Take me as an example! Right now I’ve got a grilled cheese sandwich in my lap and a big old Styrofoam cup of Pepsi-Cola in my palm. I’m a happy gentleman in the moment, relaxed.
Let me run a few lines now, would you?
Strapless bras and cashless men junior – that’s one version of Hollywood.
You know that for me happiness is a broom in my hand outdoors in the fair weather, surrounded by the people Jenny.
Pass the pepper already, would you? These eggs are bland. I’m given to dump some rum on them.
It’s like old town Albuquerque this morning. A dry heat in the historical plaza. Deserted.
And for my monologue: Think about what you’re thinking about and flip it on its head, baby. That’s my method. I think about what I’m thinking about and I loathe the thought of it. Twenty minutes later I still loathe those thoughts. But then I flip the thoughts around and wonder what if somebody heard these private thoughts? Why, I’d be embarrassed to show my face at any party at all. So I banish the very thought of it, the negatives of the thoughts and all the nasty negative thoughts, and I feel good – like back to normal. You try it sometime. I guarantee it.
My only concern Freddy is that I’m not so sure the doughnuts of Hollywood are “now made with real sugar!” like the signboards say. Often I’m really dumbfounded by the commercial pronouncements. I must train myself to ignore them. You were always good at that, weren’t you? Well how about return a favor sometimes, and teach a fellow about life.
Because one thing I know is that a young man must take it upon himself to sit on a bus stop bench and despite all the noise make his father proud. He can’t wait around for people to set up the opportunity. It’s not like he has a third base coach telling him when to bunt. He’s out there alone, and no manual.
Hell we are all right after all now aren’t we? We’re strong men on the make in the United States. Self-sufficient, self-reliant and stuffed with sense. Not stuck up in the very least. On the move and motivated at all times, we drink our mochas in the sunshine. We don’t know another way.
Jesus I think I just saw a rat dash out of a Cadillac’s exhaust pipe. It all happened terribly fast but I’m fairly sure.
Enough. If you are foolish enough to write letters such as these, then I wish you good luck and bid you good morning as you begin that most egregious career.
For at the end of the day we’re all devilled eggs, waiting in line, wondering what’s up. I know I won’t be sitting here at the bus stop for eternity, but it could be a while. So send comic books, please. Comic books and apple sauce, and maybe a little timepiece, too. I have been caught unawares of the hour one too many times. It’s embarrassing when a young lady asks for the time and I can’t give her anything but a shrug.

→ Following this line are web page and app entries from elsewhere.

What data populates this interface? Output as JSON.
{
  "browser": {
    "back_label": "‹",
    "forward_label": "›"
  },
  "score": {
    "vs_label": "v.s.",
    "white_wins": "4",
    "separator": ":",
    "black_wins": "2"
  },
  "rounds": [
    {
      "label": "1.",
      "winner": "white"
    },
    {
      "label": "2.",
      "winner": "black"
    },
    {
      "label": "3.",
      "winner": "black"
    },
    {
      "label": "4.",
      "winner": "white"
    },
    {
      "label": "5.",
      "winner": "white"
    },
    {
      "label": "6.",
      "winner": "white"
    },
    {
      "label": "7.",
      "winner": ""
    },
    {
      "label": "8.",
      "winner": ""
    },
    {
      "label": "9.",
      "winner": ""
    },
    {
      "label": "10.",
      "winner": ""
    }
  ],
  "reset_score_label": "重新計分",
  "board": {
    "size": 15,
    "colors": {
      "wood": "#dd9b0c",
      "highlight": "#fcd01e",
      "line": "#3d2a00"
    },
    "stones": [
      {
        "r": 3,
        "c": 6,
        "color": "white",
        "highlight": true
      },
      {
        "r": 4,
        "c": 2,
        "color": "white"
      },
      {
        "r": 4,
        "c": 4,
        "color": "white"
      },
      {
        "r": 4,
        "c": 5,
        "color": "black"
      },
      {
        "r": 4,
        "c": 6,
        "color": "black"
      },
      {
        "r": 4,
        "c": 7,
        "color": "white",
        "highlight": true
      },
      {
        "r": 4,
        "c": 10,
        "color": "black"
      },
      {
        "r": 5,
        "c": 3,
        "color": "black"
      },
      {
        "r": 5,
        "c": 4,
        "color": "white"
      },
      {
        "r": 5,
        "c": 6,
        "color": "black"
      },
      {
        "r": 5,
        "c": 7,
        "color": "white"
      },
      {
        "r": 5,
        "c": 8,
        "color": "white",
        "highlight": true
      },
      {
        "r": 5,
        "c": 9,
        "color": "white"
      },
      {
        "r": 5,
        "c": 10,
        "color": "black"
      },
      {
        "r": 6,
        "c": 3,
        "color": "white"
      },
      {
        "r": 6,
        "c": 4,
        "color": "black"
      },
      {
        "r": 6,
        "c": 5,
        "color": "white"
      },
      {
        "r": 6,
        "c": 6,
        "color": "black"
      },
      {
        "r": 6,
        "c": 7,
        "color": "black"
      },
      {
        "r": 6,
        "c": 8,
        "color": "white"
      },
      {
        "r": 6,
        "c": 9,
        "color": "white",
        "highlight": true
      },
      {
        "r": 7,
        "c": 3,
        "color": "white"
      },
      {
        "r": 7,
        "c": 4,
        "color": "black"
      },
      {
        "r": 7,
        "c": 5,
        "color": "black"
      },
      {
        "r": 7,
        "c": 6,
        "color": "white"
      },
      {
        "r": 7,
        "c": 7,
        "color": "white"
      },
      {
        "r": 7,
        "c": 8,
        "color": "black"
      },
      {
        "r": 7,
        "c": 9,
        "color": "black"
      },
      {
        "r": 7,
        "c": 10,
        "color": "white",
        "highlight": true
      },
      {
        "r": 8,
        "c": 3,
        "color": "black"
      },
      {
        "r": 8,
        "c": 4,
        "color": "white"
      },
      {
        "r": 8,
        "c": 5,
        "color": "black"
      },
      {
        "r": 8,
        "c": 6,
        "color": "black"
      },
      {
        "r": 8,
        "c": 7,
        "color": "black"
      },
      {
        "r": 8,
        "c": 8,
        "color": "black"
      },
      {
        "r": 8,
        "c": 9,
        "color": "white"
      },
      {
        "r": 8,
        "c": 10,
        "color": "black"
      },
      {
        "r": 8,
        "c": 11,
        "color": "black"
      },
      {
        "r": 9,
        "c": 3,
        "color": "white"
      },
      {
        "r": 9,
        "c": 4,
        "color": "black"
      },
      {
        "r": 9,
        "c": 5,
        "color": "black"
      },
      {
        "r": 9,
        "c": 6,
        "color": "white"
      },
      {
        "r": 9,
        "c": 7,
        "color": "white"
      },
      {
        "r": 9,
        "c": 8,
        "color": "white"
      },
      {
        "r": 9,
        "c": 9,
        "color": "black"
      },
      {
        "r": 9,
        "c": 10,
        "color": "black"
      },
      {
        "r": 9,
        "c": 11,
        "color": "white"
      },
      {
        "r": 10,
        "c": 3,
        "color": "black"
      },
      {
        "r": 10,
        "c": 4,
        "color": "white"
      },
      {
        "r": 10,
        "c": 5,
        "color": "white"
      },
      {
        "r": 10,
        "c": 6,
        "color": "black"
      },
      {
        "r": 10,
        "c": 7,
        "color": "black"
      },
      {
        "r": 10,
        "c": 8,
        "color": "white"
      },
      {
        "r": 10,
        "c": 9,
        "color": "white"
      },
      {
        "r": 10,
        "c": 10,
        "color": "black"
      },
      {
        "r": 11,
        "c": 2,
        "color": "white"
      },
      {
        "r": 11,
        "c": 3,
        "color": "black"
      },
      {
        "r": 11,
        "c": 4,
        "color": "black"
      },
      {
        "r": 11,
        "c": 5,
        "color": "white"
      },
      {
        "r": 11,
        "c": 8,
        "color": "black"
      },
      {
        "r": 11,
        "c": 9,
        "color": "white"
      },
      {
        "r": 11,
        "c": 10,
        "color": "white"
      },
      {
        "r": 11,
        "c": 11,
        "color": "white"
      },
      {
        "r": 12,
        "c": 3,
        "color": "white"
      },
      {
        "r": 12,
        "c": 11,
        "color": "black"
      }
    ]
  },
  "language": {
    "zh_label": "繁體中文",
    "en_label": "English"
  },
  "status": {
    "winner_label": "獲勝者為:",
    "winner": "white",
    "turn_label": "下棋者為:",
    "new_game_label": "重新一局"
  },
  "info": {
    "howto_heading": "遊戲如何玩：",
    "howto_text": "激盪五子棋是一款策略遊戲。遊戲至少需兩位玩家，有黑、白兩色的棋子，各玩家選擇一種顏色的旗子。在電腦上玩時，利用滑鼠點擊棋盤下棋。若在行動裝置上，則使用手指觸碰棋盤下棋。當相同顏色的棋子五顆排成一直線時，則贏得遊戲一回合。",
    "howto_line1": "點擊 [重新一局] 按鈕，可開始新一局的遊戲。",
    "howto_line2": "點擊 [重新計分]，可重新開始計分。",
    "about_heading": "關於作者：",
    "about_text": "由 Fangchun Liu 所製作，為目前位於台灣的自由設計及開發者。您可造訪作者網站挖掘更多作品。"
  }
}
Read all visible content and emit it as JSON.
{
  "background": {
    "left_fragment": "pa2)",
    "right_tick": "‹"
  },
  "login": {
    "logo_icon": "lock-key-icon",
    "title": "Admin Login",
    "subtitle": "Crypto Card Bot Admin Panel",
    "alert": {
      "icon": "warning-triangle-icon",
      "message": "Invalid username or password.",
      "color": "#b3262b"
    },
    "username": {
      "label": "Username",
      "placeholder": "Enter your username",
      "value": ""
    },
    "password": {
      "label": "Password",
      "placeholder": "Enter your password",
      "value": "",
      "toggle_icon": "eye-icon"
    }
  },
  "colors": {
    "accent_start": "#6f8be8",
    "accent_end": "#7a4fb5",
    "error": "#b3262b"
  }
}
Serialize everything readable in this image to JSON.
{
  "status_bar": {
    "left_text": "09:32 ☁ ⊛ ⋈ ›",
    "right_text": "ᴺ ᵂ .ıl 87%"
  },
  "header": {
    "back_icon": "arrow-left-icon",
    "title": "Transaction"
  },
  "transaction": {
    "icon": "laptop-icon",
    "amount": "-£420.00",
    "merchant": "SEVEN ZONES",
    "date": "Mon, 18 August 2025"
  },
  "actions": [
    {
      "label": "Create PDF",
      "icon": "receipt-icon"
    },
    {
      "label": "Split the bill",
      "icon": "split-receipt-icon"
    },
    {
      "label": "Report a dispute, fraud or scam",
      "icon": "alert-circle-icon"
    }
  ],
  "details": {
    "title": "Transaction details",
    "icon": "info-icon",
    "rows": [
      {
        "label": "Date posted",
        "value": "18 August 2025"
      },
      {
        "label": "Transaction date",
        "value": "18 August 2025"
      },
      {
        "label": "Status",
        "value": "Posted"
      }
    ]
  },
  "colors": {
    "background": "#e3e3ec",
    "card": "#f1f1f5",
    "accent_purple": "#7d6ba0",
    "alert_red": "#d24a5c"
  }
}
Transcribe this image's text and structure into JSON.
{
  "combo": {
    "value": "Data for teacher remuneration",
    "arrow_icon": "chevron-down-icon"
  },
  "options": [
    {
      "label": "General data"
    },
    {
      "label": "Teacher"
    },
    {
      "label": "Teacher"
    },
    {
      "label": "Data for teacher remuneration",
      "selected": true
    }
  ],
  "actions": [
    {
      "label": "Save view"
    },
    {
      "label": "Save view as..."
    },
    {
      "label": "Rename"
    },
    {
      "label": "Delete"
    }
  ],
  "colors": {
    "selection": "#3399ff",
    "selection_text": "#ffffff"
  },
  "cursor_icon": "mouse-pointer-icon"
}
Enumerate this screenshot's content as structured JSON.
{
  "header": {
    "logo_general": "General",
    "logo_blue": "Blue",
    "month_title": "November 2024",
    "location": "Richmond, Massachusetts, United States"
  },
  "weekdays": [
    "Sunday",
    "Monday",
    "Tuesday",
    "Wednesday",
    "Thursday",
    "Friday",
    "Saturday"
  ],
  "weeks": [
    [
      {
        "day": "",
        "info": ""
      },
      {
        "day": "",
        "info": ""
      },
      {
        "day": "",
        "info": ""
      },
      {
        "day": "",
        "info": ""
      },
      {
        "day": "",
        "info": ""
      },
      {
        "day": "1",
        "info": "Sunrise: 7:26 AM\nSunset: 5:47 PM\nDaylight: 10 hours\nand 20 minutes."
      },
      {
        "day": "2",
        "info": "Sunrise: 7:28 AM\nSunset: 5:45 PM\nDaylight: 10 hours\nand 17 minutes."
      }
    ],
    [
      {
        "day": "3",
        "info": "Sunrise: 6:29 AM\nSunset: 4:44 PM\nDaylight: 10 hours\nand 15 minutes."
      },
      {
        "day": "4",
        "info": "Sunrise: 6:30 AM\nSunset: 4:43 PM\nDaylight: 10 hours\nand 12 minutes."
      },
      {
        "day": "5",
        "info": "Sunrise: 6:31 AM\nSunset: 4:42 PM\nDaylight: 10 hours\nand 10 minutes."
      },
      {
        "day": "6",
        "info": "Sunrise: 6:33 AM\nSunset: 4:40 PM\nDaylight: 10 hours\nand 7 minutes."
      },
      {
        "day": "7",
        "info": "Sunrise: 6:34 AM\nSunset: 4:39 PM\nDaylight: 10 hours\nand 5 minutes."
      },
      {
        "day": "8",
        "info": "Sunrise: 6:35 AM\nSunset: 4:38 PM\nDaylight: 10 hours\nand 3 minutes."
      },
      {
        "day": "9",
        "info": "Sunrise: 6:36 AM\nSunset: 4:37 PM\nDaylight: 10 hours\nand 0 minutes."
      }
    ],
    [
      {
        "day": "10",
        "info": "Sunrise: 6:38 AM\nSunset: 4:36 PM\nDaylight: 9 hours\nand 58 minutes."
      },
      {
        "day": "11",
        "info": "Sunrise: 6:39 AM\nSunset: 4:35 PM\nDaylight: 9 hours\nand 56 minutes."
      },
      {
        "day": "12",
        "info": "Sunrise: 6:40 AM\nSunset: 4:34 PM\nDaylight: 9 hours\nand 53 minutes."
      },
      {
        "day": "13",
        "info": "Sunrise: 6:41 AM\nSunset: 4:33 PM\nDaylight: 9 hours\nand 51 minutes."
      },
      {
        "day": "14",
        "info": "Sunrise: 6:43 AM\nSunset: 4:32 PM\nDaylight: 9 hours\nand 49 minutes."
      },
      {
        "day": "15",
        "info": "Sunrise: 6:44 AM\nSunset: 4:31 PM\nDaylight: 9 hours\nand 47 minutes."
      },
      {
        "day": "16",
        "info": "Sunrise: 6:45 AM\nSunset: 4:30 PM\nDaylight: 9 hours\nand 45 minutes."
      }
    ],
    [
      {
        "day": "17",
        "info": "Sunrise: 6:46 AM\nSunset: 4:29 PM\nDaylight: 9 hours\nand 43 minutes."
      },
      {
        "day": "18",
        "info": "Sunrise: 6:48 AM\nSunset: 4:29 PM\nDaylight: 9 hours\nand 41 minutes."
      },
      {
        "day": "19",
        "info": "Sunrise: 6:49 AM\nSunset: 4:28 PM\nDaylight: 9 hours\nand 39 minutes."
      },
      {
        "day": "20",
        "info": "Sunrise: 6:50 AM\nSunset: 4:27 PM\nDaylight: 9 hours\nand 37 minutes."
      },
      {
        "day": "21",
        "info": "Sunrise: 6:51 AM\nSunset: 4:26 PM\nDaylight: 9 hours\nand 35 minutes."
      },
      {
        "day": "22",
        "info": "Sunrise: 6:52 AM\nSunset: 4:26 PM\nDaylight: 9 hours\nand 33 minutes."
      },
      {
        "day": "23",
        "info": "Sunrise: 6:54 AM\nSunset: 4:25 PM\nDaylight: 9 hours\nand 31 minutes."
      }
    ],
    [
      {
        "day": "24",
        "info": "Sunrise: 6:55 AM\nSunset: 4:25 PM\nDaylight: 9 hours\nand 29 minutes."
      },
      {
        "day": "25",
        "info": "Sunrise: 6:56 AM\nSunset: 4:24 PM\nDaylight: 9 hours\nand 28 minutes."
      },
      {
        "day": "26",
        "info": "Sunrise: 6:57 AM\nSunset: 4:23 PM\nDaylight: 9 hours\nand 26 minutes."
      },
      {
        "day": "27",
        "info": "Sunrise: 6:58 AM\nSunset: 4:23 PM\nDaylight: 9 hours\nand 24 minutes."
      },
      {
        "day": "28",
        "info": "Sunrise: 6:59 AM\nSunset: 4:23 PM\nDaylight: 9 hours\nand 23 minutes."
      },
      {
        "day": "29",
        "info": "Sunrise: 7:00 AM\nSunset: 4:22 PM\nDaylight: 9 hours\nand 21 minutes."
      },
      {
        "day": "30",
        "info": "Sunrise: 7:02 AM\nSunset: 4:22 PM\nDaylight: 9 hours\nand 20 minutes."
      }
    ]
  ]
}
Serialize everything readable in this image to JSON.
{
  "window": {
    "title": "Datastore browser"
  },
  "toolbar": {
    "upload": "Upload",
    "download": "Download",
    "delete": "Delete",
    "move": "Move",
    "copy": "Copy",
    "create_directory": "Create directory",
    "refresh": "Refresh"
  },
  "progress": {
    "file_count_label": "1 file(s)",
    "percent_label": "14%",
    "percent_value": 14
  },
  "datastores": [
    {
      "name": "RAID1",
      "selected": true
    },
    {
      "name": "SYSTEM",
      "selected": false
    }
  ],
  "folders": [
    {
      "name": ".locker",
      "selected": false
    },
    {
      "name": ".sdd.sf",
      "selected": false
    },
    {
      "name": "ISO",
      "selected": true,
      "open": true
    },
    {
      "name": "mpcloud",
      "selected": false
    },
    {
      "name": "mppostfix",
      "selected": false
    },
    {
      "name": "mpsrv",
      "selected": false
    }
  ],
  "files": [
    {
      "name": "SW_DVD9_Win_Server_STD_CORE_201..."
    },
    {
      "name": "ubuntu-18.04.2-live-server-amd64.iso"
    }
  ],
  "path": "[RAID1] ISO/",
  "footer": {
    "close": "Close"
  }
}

I guess you could say I’m on vacation then. There’s an odd way about my so-called hotel. Reginald the doorman gives me drags from his mentholated cigarettes. And in my room there is the painting of a penguin.
My boy it turns out this place really is all it’s cracked up to be. When all is said and done it’s all right with me and that’s all there is to it.
Tell the family hello from their uncle in Los Angeles. Tell them I am living on the Pico Boulevard here, at the very western end of it in a little green gashouse. I got all the provisions. Wheat, bologna and sugar. It’s all well and good. I hope the same for all of you, only peace and championships.
Dinner is served. A Coke and a waffle.
This is the final thing: What you realize at a certain point is that there is no trap. The snake eats itself. You might wake up without car or apartment, no stocks no bonds, and nobody seems to care. You look in your pocketbook and she’s empty as a whale’s uterus. That’s exactly right. Drink a cup of coffee and just run along now. Go up to the window and get your ticket all right. I know that’s what I did and look at me now, one of the highest paid extras in all of Hollywood. Full speed ahead with a freshly shaved face and a pocket full of lumber.
Well. Got to go. Coming up next is my scene, I’m throwing a newspaper in the garbage.
Joshua Baldwin is the author of The Wilshire Sun (Turtle Point Press, 2011) and Poems and Fake Book Reviews (DEpress, 2010). More at joshuasbaldwin.com.